On September 4th 2018, Dr. Prof. Torsten Tschcher from Germany presented a wonderful lecture about ‘Early Quranic Tamil Translations’ in Rosa Muthiah Library, Chennai. His research about Islamic Science in Tamil and his knowledge in this subject is very in-depth and commendable.
Professor Torsten’s English, scholarly analysis and his story telling ability made this presentation very interesting to all those who listen which otherwise would have been insipid to non-academics.
When Tamil Quran translation is taken for discussion, it has been proven from Professor Torsten’s speech that the contribution and efforts of B. Dawood Shah in this field are unique and will certainly be part of the history. The challenges B. Dawood Shah went through in Singapore and the court proceedings against his opponents, his eventual victory over them are all well narrated by Torsten with appropriate documentary evidence.
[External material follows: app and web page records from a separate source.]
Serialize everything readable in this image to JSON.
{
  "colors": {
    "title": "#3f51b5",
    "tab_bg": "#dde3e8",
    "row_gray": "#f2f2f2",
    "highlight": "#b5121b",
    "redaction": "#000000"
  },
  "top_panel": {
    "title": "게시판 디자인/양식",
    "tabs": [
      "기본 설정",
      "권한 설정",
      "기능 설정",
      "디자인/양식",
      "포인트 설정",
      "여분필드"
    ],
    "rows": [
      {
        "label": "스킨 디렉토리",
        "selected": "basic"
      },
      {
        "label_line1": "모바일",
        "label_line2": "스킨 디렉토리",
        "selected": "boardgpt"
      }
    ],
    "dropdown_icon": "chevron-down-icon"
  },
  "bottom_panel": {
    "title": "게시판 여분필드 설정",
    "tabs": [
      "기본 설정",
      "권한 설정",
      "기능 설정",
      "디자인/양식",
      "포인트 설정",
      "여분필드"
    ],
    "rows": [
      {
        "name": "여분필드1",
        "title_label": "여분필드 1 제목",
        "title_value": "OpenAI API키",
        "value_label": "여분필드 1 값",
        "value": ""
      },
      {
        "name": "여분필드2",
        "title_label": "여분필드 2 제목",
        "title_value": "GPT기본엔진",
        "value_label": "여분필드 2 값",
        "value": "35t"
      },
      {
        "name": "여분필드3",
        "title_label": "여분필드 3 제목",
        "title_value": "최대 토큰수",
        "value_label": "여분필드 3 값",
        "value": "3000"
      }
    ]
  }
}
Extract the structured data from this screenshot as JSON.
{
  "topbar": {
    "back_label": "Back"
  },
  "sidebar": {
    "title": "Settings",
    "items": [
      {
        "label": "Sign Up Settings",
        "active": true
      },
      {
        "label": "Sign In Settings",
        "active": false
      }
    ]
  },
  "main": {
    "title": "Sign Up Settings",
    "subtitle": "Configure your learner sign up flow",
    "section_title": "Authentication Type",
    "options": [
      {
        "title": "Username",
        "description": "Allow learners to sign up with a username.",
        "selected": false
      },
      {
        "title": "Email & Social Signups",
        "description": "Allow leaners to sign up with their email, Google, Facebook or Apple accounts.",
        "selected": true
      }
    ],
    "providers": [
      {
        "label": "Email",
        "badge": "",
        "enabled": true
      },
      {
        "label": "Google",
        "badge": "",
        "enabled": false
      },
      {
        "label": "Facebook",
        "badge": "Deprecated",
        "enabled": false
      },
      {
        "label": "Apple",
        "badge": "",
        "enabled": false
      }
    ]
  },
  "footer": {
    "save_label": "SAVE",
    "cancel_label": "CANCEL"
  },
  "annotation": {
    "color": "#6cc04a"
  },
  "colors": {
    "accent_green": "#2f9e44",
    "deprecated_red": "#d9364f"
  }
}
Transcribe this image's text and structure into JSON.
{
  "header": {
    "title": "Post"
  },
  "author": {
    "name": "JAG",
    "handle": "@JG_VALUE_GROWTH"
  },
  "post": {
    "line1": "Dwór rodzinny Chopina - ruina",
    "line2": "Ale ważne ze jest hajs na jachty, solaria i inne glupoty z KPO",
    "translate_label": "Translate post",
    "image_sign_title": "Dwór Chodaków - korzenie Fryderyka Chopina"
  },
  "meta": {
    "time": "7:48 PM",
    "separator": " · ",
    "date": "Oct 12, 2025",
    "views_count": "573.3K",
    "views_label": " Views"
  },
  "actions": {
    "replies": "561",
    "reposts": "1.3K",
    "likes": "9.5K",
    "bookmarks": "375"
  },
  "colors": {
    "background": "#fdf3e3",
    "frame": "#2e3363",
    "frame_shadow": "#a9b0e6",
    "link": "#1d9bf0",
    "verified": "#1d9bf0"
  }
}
I sincerely express my thanks to Mr. Kombai S. Anwar and Mr. Nadeem for sharing me with the details of this event and the video of the lecture.
Though Islam reached Tamil country even as it was spreading in the Arabian Peninsula, and the Muslim contribution to Tamil literature is quite significant, it was only in the early 20th Century that attempts to translate it into Tamil became successful. Despite Arabic not being accorded a divine status, people hesitated to translate. Or did they make attempts?
Perhaps it was the fear of losing the essence of the Divine text in translation. It was not as if no attempts were made. The earliest available material (there could have been much earlier ones but perhaps lost) indicate that the 17th Century Tamil mystic Thakkalai Peer Appa did render the first sura Al-Fathiha into Tamil prose in Nyyanapugazhchi. There were also attempts to translate / explain the holy text into Arabic Tamil (Tamil written in Arabic script), which was once widely prevalent among the Tamil Muslim community in places like Kayalpatnam. Interestingly it was mostly scholars from Thanjavur region which was foremost in reform and having a complete Tamil version. B. Dawood Shah from Nachiyar Koil followed in their footsteps, only to be vehemently criticized and branded as a Qadiyani meaning a follower of the Ahamadiya sect. He had to go through court cases in places as far as Singapore.
Whatever it may be, the time had come. The debates and counter debates about the need for translation and the translation itself is fascinating. Today there are so many Tamil translations of the Holy Koran available that, not many are aware of the situation a hundred years ago. Dr. Torsten Tschcher’s lecture on the “Early Quranic Tamil translations; Extraordinary translations and Loathsome commentaries” was a scholarly attempt and a fine one at that, which threw light on our understanding of the Tamil and Islamic cosmos.
-Kombai S. Anwar